Work required
Would you please give all the lines below again, exactly as they stand?

BEGIN Information

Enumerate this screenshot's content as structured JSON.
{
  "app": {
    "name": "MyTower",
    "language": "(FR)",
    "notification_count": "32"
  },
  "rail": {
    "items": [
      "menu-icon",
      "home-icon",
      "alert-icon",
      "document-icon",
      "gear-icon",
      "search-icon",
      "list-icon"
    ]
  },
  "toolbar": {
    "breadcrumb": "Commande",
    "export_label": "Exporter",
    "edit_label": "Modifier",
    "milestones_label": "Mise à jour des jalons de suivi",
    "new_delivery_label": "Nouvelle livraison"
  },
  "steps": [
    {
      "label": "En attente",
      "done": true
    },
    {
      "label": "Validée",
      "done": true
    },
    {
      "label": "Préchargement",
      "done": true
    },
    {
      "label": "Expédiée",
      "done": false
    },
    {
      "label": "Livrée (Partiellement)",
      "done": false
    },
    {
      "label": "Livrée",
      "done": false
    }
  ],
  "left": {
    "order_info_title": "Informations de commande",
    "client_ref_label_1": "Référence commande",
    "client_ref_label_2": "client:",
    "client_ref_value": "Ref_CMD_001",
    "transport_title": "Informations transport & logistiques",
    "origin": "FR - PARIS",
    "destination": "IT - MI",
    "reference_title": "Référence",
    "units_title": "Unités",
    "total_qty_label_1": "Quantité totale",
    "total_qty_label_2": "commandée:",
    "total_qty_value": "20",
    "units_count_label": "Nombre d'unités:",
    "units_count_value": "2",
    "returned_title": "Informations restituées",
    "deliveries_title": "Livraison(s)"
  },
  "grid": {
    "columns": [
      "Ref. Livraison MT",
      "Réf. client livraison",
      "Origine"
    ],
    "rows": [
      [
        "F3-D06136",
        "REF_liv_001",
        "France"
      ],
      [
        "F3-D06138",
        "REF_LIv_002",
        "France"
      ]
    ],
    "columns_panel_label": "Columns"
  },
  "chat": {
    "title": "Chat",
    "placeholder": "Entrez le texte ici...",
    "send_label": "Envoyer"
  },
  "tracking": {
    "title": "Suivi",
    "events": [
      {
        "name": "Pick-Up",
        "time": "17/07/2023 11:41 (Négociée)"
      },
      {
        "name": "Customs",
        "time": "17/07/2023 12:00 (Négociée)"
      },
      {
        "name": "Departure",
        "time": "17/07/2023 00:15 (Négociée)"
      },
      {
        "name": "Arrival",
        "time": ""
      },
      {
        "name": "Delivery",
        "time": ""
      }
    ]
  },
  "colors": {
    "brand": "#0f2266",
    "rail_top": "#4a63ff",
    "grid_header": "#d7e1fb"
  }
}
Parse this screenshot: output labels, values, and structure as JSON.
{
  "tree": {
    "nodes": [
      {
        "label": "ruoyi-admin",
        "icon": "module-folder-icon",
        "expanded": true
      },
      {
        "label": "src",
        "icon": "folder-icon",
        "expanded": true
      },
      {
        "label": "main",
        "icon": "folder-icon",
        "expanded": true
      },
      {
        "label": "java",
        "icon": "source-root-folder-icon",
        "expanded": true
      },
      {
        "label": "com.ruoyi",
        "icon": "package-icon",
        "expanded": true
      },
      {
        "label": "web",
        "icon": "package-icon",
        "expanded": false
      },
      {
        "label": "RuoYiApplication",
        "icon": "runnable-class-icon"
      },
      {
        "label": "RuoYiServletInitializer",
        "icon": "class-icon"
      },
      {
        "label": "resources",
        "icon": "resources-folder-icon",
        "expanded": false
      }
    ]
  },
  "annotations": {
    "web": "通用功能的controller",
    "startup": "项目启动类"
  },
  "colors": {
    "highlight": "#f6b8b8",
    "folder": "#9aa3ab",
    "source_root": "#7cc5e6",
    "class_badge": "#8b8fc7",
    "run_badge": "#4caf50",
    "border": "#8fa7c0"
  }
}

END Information

Exercise answer
Enumerate this screenshot's content as structured JSON.
{
  "app": {
    "name": "MyTower",
    "language": "(FR)",
    "notification_count": "32"
  },
  "rail": {
    "items": [
      "menu-icon",
      "home-icon",
      "alert-icon",
      "document-icon",
      "gear-icon",
      "search-icon",
      "list-icon"
    ]
  },
  "toolbar": {
    "breadcrumb": "Commande",
    "export_label": "Exporter",
    "edit_label": "Modifier",
    "milestones_label": "Mise à jour des jalons de suivi",
    "new_delivery_label": "Nouvelle livraison"
  },
  "steps": [
    {
      "label": "En attente",
      "done": true
    },
    {
      "label": "Validée",
      "done": true
    },
    {
      "label": "Préchargement",
      "done": true
    },
    {
      "label": "Expédiée",
      "done": false
    },
    {
      "label": "Livrée (Partiellement)",
      "done": false
    },
    {
      "label": "Livrée",
      "done": false
    }
  ],
  "left": {
    "order_info_title": "Informations de commande",
    "client_ref_label_1": "Référence commande",
    "client_ref_label_2": "client:",
    "client_ref_value": "Ref_CMD_001",
    "transport_title": "Informations transport & logistiques",
    "origin": "FR - PARIS",
    "destination": "IT - MI",
    "reference_title": "Référence",
    "units_title": "Unités",
    "total_qty_label_1": "Quantité totale",
    "total_qty_label_2": "commandée:",
    "total_qty_value": "20",
    "units_count_label": "Nombre d'unités:",
    "units_count_value": "2",
    "returned_title": "Informations restituées",
    "deliveries_title": "Livraison(s)"
  },
  "grid": {
    "columns": [
      "Ref. Livraison MT",
      "Réf. client livraison",
      "Origine"
    ],
    "rows": [
      [
        "F3-D06136",
        "REF_liv_001",
        "France"
      ],
      [
        "F3-D06138",
        "REF_LIv_002",
        "France"
      ]
    ],
    "columns_panel_label": "Columns"
  },
  "chat": {
    "title": "Chat",
    "placeholder": "Entrez le texte ici...",
    "send_label": "Envoyer"
  },
  "tracking": {
    "title": "Suivi",
    "events": [
      {
        "name": "Pick-Up",
        "time": "17/07/2023 11:41 (Négociée)"
      },
      {
        "name": "Customs",
        "time": "17/07/2023 12:00 (Négociée)"
      },
      {
        "name": "Departure",
        "time": "17/07/2023 00:15 (Négociée)"
      },
      {
        "name": "Arrival",
        "time": ""
      },
      {
        "name": "Delivery",
        "time": ""
      }
    ]
  },
  "colors": {
    "brand": "#0f2266",
    "rail_top": "#4a63ff",
    "grid_header": "#d7e1fb"
  }
}
Parse this screenshot: output labels, values, and structure as JSON.
{
  "tree": {
    "nodes": [
      {
        "label": "ruoyi-admin",
        "icon": "module-folder-icon",
        "expanded": true
      },
      {
        "label": "src",
        "icon": "folder-icon",
        "expanded": true
      },
      {
        "label": "main",
        "icon": "folder-icon",
        "expanded": true
      },
      {
        "label": "java",
        "icon": "source-root-folder-icon",
        "expanded": true
      },
      {
        "label": "com.ruoyi",
        "icon": "package-icon",
        "expanded": true
      },
      {
        "label": "web",
        "icon": "package-icon",
        "expanded": false
      },
      {
        "label": "RuoYiApplication",
        "icon": "runnable-class-icon"
      },
      {
        "label": "RuoYiServletInitializer",
        "icon": "class-icon"
      },
      {
        "label": "resources",
        "icon": "resources-folder-icon",
        "expanded": false
      }
    ]
  },
  "annotations": {
    "web": "通用功能的controller",
    "startup": "项目启动类"
  },
  "colors": {
    "highlight": "#f6b8b8",
    "folder": "#9aa3ab",
    "source_root": "#7cc5e6",
    "class_badge": "#8b8fc7",
    "run_badge": "#4caf50",
    "border": "#8fa7c0"
  }
}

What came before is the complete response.